__TASK__
The full set of entries must be copied exactly.

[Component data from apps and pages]
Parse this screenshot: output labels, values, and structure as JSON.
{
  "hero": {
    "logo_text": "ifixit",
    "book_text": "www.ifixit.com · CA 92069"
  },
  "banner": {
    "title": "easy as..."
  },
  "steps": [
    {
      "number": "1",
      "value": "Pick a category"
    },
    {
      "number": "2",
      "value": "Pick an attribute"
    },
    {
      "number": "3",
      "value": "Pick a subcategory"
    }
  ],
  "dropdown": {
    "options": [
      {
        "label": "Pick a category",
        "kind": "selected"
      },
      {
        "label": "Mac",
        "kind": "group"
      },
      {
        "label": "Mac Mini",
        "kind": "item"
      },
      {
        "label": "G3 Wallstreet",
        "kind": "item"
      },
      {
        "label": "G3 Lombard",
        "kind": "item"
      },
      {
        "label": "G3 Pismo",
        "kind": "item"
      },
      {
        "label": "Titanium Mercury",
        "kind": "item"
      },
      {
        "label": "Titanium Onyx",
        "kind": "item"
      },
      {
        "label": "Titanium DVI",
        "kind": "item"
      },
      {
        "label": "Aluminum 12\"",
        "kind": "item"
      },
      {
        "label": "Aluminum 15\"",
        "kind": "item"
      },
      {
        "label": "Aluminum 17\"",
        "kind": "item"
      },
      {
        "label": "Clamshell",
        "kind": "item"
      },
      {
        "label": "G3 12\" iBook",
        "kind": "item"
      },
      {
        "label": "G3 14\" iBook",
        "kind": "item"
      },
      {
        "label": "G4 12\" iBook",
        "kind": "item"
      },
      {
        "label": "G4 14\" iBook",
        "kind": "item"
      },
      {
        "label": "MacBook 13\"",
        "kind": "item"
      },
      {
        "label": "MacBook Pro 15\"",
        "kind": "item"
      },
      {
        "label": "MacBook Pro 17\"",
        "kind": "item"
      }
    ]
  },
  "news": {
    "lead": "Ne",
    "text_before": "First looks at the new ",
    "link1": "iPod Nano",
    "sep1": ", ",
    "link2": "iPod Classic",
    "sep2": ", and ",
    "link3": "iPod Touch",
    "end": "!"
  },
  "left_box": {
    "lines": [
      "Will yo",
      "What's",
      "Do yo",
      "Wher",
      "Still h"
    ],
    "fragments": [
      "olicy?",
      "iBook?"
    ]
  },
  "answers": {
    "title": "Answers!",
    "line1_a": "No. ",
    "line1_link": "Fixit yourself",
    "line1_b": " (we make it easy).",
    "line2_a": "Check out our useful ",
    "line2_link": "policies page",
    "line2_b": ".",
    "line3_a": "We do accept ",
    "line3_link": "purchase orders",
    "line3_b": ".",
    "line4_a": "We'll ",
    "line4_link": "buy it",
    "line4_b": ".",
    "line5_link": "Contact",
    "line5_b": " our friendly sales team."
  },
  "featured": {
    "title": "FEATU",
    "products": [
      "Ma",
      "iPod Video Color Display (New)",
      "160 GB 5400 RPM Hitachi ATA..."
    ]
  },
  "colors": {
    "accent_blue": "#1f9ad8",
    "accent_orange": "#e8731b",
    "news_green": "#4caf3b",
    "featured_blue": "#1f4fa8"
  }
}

__RESULT OF THIS EXERCISE__
Parse this screenshot: output labels, values, and structure as JSON.
{
  "hero": {
    "logo_text": "ifixit",
    "book_text": "www.ifixit.com · CA 92069"
  },
  "banner": {
    "title": "easy as..."
  },
  "steps": [
    {
      "number": "1",
      "value": "Pick a category"
    },
    {
      "number": "2",
      "value": "Pick an attribute"
    },
    {
      "number": "3",
      "value": "Pick a subcategory"
    }
  ],
  "dropdown": {
    "options": [
      {
        "label": "Pick a category",
        "kind": "selected"
      },
      {
        "label": "Mac",
        "kind": "group"
      },
      {
        "label": "Mac Mini",
        "kind": "item"
      },
      {
        "label": "G3 Wallstreet",
        "kind": "item"
      },
      {
        "label": "G3 Lombard",
        "kind": "item"
      },
      {
        "label": "G3 Pismo",
        "kind": "item"
      },
      {
        "label": "Titanium Mercury",
        "kind": "item"
      },
      {
        "label": "Titanium Onyx",
        "kind": "item"
      },
      {
        "label": "Titanium DVI",
        "kind": "item"
      },
      {
        "label": "Aluminum 12\"",
        "kind": "item"
      },
      {
        "label": "Aluminum 15\"",
        "kind": "item"
      },
      {
        "label": "Aluminum 17\"",
        "kind": "item"
      },
      {
        "label": "Clamshell",
        "kind": "item"
      },
      {
        "label": "G3 12\" iBook",
        "kind": "item"
      },
      {
        "label": "G3 14\" iBook",
        "kind": "item"
      },
      {
        "label": "G4 12\" iBook",
        "kind": "item"
      },
      {
        "label": "G4 14\" iBook",
        "kind": "item"
      },
      {
        "label": "MacBook 13\"",
        "kind": "item"
      },
      {
        "label": "MacBook Pro 15\"",
        "kind": "item"
      },
      {
        "label": "MacBook Pro 17\"",
        "kind": "item"
      }
    ]
  },
  "news": {
    "lead": "Ne",
    "text_before": "First looks at the new ",
    "link1": "iPod Nano",
    "sep1": ", ",
    "link2": "iPod Classic",
    "sep2": ", and ",
    "link3": "iPod Touch",
    "end": "!"
  },
  "left_box": {
    "lines": [
      "Will yo",
      "What's",
      "Do yo",
      "Wher",
      "Still h"
    ],
    "fragments": [
      "olicy?",
      "iBook?"
    ]
  },
  "answers": {
    "title": "Answers!",
    "line1_a": "No. ",
    "line1_link": "Fixit yourself",
    "line1_b": " (we make it easy).",
    "line2_a": "Check out our useful ",
    "line2_link": "policies page",
    "line2_b": ".",
    "line3_a": "We do accept ",
    "line3_link": "purchase orders",
    "line3_b": ".",
    "line4_a": "We'll ",
    "line4_link": "buy it",
    "line4_b": ".",
    "line5_link": "Contact",
    "line5_b": " our friendly sales team."
  },
  "featured": {
    "title": "FEATU",
    "products": [
      "Ma",
      "iPod Video Color Display (New)",
      "160 GB 5400 RPM Hitachi ATA..."
    ]
  },
  "colors": {
    "accent_blue": "#1f9ad8",
    "accent_orange": "#e8731b",
    "news_green": "#4caf3b",
    "featured_blue": "#1f4fa8"
  }
}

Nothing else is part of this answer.